Scott Moore of Fast-Finish Painting in Alabama sourced the correct colors for the 900SS and sprayed the frame the unique shade of Ducati silver. That’s when Eric flew Ian Falloon in to give some critical advice in the restoration process. “He said keep it 100-percent stock, that there’s no place for aftermarket parts on such a bike, and that whatever we did, do not over-restore the Ducati,” Brady recalls.
An example of over-restoration would have been to fit stainless steel spokes and nipples to the wheels. But that’s not how Ducati built them, so all of the new spokes Brady ordered had to be individually painted the same silver color as the frame. Scott applied every bit of paint on the 900SS, from the frame to the gas tank, fairing, side panels and spokes. The nickel-plated nipples were stripped back to steel and then clear zinc-plated before being laced into the restored hubs and rims. Fresh bearings went into the neck and hubs, and small parts including some fasteners were scavenged from a donor Ducati 900GTS.

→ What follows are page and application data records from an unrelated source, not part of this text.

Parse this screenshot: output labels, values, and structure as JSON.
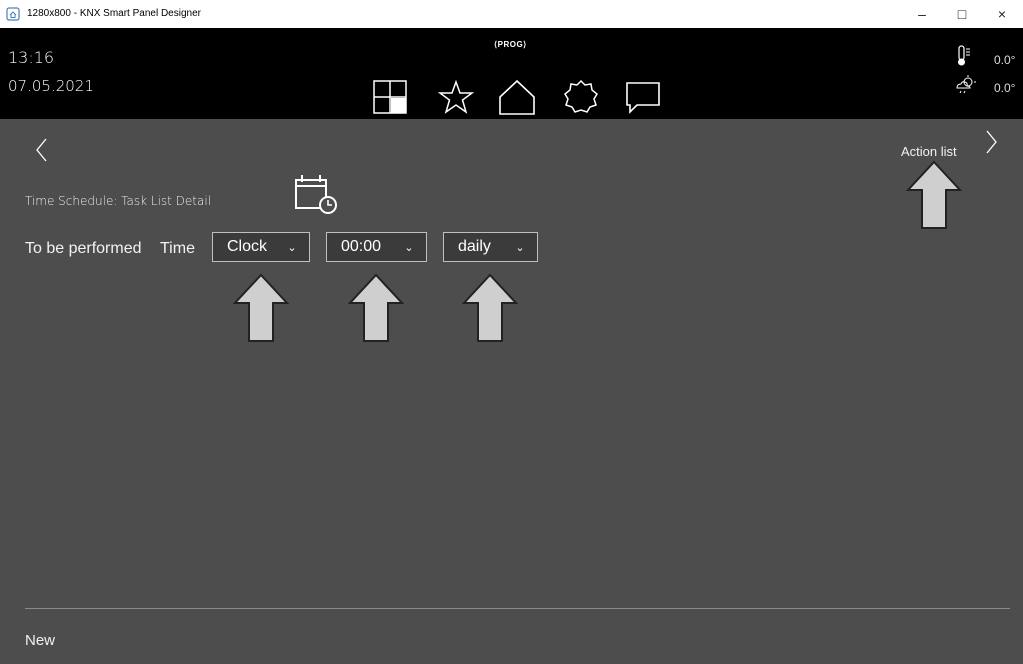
{
  "window": {
    "title": "1280x800 - KNX Smart Panel Designer",
    "minimize": "–",
    "maximize": "□",
    "close": "×"
  },
  "header": {
    "time": "13:16",
    "date": "07.05.2021",
    "prog": "⟨PROG⟩",
    "nav_icons": [
      "rooms-icon",
      "favorites-icon",
      "home-icon",
      "settings-icon",
      "messages-icon"
    ],
    "weather": {
      "indoor_temp": "0.0°",
      "outdoor_temp": "0.0°"
    }
  },
  "main": {
    "action_list_label": "Action list",
    "schedule_title": "Time Schedule: Task List Detail",
    "performed_label": "To be performed",
    "time_label": "Time",
    "dropdowns": {
      "mode": "Clock",
      "time": "00:00",
      "repeat": "daily"
    },
    "new_label": "New"
  }
}
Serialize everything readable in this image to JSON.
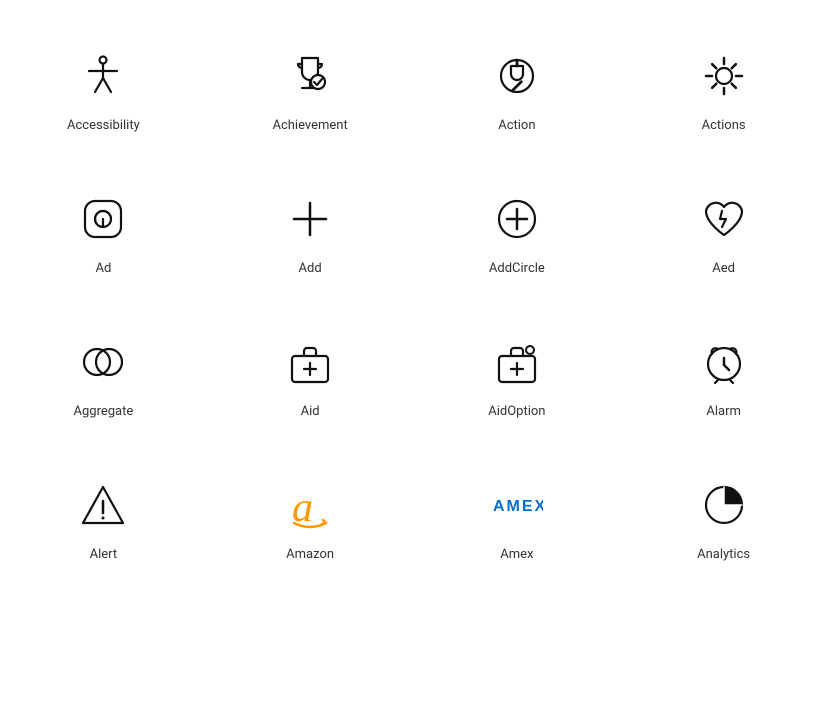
{
  "icons": [
    {
      "name": "Accessibility",
      "id": "accessibility"
    },
    {
      "name": "Achievement",
      "id": "achievement"
    },
    {
      "name": "Action",
      "id": "action"
    },
    {
      "name": "Actions",
      "id": "actions"
    },
    {
      "name": "Ad",
      "id": "ad"
    },
    {
      "name": "Add",
      "id": "add"
    },
    {
      "name": "AddCircle",
      "id": "addcircle"
    },
    {
      "name": "Aed",
      "id": "aed"
    },
    {
      "name": "Aggregate",
      "id": "aggregate"
    },
    {
      "name": "Aid",
      "id": "aid"
    },
    {
      "name": "AidOption",
      "id": "aidoption"
    },
    {
      "name": "Alarm",
      "id": "alarm"
    },
    {
      "name": "Alert",
      "id": "alert"
    },
    {
      "name": "Amazon",
      "id": "amazon"
    },
    {
      "name": "Amex",
      "id": "amex"
    },
    {
      "name": "Analytics",
      "id": "analytics"
    }
  ]
}
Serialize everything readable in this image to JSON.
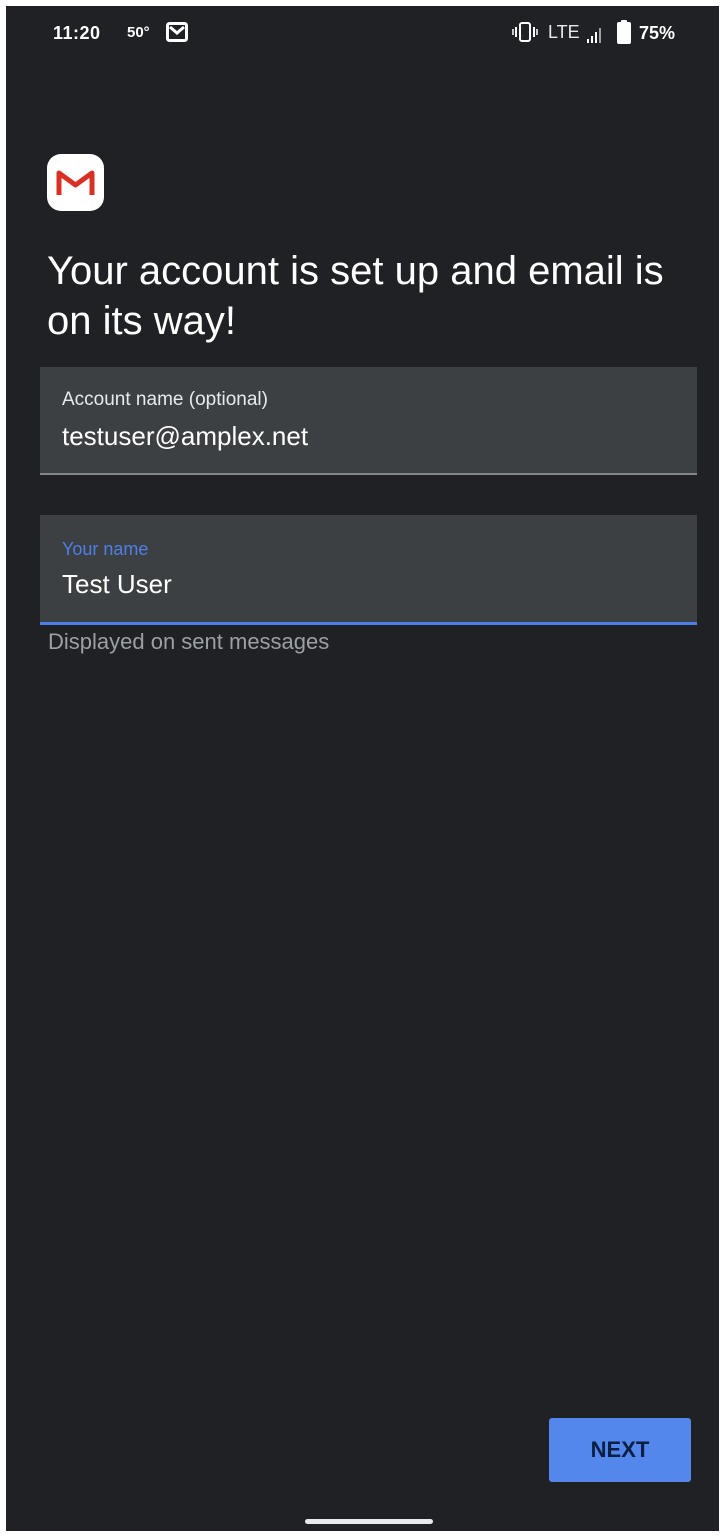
{
  "status_bar": {
    "time": "11:20",
    "temperature": "50°",
    "network": "LTE",
    "battery": "75%",
    "icons": [
      "gmail-notification-icon",
      "vibrate-icon",
      "signal-icon",
      "battery-icon"
    ]
  },
  "app": {
    "logo_icon": "gmail-logo-icon"
  },
  "page": {
    "title": "Your account is set up and email is on its way!"
  },
  "form": {
    "account_name": {
      "label": "Account name (optional)",
      "value": "testuser@amplex.net"
    },
    "your_name": {
      "label": "Your name",
      "value": "Test User",
      "helper": "Displayed on sent messages"
    }
  },
  "actions": {
    "next_label": "NEXT"
  },
  "colors": {
    "background": "#202124",
    "field_background": "#3c4043",
    "accent": "#4f7ee8",
    "button": "#5387ec"
  }
}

“It’s amazing how many part numbers are the same between the two bikes, and a wrecked GTS can be had for about $3,000,” Brady says.
Luckily, although the top end of the 900SS’ engine was seized, the bottom end had been full of oil and the crankshaft and lower connecting rod tolerances were fine. This was important, because for the purpose of authenticity, Brady didn’t want to disturb the original Ducati wire and lead seal. The cylinders were sent out to be bored to the next serviceable oversize, and new pistons and rings were installed. The heads were treated to freshly cut three-angle seats and new valves, work done in-house at Retrospeed.
Brady sourced new rubber components, a seat cover and windshield for the fairing, and over a period of two years the 900SS came back together.
“It was a really rough core for a rebuild, and if it had been any other bike than a 900SS that a customer brought to us, I’d tell them to find a better candidate for restoration,” Brady says.
Eric now has a no-expense spared Ducati 900SS in his collection, and for his part, Matt dreams of some day buying the bike back.
“That rusted, dilapidated, neglected motorcycle gave me freedom, romance and a great story to tell,” Matt says. “It will forever be a part of my life, and buying it back is about No. 9 on my bucket list.” MC